05/11/2012 04:30 pm ET Updated Jul 10, 2012

A Mother's Dream From War to Peace

In honor of Mother's Day, I'd like to share with you some words from my dear friend, Iliriana Gashi, who is the Kosovo Country Director at Women for Women International.

In Kosovo, we have a saying that "The foundation of a home rests not on the ground, but on a woman." I like that saying, because it reminds me how strong mothers are, and how much we all depend on them. Mothers provide us love, guidance, stability, and encouragement, giving us the strength to dream and grow.

Since becoming a mother of two boys, nothing has been more important to me than their safety and happiness. Motherhood changed my perspective on life, and the things I wanted before no longer mattered as much. All I wanted was what was best for them.

I think this is true for most mothers -- wanting the best for their children. But life doesn't always give us what we want. For the mothers of Kosovo, and myself, war took away the things we wanted most for our children: peace and life free from fear and want.

Growing up in Kosovo, my mother and grandmother taught me tolerance and love -- that there was no difference between people and no difference in how you treated them. My neighbors came from very different ethnic backgrounds -- Serbian, Croatian, Albanian, and others. I am an Albanian Muslim, yet there was a Christian church behind my parent's house. Despite our differences in language, religion, and ethnicity, my mother taught me that being good to each other and honest was most important.

As a little girl, I never imagined that one day the differences I embraced would divide my country.

When war broke out in Kosovo in 1999, my two sons were very young, just four and six years old. I wanted so much to be strong for my children, to protect them from the war. I wished they could have known the Kosovo of my childhood, a place of tolerance and peace. I didn't want them to grow up with hatred and fear. Each day was a struggle to pretend everything was fine, and to prevent the war from taking away their childhood. My sons were too young to fully understand what was happening to our family and country, but they knew their lives were changing.

One week after the NATO bombs began to fall on my city, I was forced to flee my home in Kosovo with my children. CNN made a false announcement that my husband, a politician, had been killed. We assumed the announcement was an attempt to protect my husband. But because many politicians had been targeted for assassination along with their families, my husband and I decided it was too dangerous for us all to live together as a family, and that I should leave with the children.

I remember being so afraid, not for myself, but for those around me, and most importantly, my sons. That night, we fled to Macedonia by car. As we drove, our car window was shattered. And still I had to keep pretending, to reassure my boys that everything would be alright, not knowing whether that would be true.

My boys and I were lucky to make it safely across the border into Macedonia. So many families like ours didn't. Although we were safe, I couldn't stop the war from becoming a part of my boys' lives. My youngest son grew to be terrified of soldiers, and hid behind me every time he saw a man in uniform. Years after the war ended, I overheard my sons talking to each other about the sound of bombs falling. I was shocked, and never realized they remembered the details of war. As their mother, it hurt me to know I couldn't protect them from everything.

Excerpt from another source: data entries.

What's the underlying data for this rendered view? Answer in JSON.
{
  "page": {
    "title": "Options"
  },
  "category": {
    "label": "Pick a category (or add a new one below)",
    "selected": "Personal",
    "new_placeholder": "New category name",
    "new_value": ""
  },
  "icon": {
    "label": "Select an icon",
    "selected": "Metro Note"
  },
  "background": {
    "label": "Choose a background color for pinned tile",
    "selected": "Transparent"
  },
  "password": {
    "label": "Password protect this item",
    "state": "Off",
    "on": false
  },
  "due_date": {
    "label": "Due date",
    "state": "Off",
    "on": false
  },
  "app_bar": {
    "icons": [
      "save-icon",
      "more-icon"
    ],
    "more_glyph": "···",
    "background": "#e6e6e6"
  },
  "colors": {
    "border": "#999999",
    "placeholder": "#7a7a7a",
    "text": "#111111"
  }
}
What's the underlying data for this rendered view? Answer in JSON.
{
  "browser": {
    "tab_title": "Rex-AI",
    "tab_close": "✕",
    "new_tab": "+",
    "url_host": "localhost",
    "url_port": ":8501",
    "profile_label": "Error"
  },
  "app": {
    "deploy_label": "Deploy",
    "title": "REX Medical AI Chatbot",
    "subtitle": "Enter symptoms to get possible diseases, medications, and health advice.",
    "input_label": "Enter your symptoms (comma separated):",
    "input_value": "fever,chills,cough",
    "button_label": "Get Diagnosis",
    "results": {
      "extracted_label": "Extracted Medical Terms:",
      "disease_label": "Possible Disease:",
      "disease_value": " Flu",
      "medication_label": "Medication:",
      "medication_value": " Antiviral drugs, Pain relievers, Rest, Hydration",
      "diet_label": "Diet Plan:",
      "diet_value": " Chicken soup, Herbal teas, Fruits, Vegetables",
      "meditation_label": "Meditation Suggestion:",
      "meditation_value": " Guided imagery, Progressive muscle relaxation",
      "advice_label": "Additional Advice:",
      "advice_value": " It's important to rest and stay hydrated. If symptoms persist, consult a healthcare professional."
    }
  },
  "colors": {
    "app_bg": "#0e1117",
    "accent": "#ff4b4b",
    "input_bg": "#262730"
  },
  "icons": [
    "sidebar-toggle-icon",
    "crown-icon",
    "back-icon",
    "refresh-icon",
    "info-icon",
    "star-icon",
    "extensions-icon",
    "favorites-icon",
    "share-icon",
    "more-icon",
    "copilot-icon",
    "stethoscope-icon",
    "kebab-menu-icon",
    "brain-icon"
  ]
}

Thankfully, my husband was able to safely escape Kosovo, and he joined us in Macedonia several weeks later. More than a year passed before we could return to Kosovo and begin the long process of healing and rebuilding our lives.

It's been 13 years since the war, but my country is still trying to recover. This is especially true for the women I serve, who come to Women for Women International's program looking to rebuild their lives. Many of these women are mothers who lost everything during the war -- husbands, homes, and loved ones. They are survivors of rape, who struggle to move past their pain to deal with the hardships their families face, all without community support. Finding work is a challenge, but for widows, whose children rely solely on them, the scarcity of jobs is even more burdensome.

What inspires me most about the mothers I work with is how eager they are to take another chance at life. They lost their chance to get an education. They lost their chance for a peaceful life with the war. But now they see they have the opportunity to do something for themselves and their families, and they courageously take it.

Mothers, especially in war, find the strength to ensure life goes on when everything around them is destroyed. They never give up on the hope that life will get better. I think all mothers are dreamers when it comes to their children. And we need the dreams of our mothers, to comfort us and see us through those hard times.

This Mother's Day, and every day, my greatest dream for my children is peace and stability. That may not seem like much, but to me, it's everything.


You can support the work of Iliriana and Women for Women International this Mother's Day and help mothers around the world provide for their children and families. Please visit to learn more.